I've been meaning to read Hilary Mantel's books for a while but haven't gotten to them yet, and so was delighted to have the chance to get to know her writing a bit through this short story. I especially enjoyed the way she captured the tension and inequalities inherent in this unlikely relationship - they put the reader on alert. The narrator is drawn to Mary because she is different, taboo, and perhaps a bit dangerous. But while she goes to meet her every day, the narrator carefully navigates her ambivalence about the friendship, for she is not exactly a loyal friend to Mary. When the girl makes excuses about her whereabouts to her mother and aunt, she makes them at Mary's expense, and they all have a good laugh over the Joplin family. The story ends with a later-in-life meeting between the now-grown women, the emotional content of which rings stark and a bit sad, but sadly true.
You can read Comma here. I'd love to hear your thoughts on the story. For those of you who have read other books by Hilary Mantel, how does "Comma" compare? Which of her books do you most recommend? Are you looking forward to the soon-to-be released sequel to Wolf Hall?

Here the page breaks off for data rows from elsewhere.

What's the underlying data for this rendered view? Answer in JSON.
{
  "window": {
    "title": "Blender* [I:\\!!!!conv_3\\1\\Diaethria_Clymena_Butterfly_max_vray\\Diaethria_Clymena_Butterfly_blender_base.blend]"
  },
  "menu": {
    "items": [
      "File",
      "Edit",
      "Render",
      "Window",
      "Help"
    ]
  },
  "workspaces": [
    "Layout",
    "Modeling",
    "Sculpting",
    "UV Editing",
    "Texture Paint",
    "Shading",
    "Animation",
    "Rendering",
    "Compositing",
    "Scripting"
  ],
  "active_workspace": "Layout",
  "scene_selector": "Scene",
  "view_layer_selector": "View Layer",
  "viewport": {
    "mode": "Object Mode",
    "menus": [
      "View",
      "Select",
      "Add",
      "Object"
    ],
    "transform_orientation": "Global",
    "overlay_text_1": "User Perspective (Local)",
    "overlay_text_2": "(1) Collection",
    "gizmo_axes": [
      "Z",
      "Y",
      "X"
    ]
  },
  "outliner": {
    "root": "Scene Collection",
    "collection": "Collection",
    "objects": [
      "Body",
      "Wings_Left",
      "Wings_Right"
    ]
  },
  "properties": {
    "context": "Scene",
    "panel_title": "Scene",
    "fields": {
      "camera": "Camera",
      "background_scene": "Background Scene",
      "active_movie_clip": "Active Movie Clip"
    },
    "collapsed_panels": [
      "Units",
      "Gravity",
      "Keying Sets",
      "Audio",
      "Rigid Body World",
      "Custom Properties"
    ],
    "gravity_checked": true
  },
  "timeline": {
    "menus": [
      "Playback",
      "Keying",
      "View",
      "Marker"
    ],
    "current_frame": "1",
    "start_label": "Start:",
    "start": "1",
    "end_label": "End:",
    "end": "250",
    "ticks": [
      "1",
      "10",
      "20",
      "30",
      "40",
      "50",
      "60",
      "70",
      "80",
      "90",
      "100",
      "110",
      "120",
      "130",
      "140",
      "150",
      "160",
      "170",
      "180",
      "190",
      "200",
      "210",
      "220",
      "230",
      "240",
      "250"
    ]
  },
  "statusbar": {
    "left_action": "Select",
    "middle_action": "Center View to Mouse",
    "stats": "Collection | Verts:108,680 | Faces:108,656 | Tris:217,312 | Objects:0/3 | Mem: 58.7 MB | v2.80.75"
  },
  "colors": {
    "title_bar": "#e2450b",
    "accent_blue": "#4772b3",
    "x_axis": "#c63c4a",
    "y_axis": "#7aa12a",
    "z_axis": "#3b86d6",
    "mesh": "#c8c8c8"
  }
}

Story Sundays are all about short fiction here on the blog. This weekly meme was created by Ellen at Fat Books, Thin Women and is also celebrated at Novelniche: A Place for Books. Be sure to check out their blogs for wonderful short fiction selections and other excellent reviews. All stories reviewed can be read free online.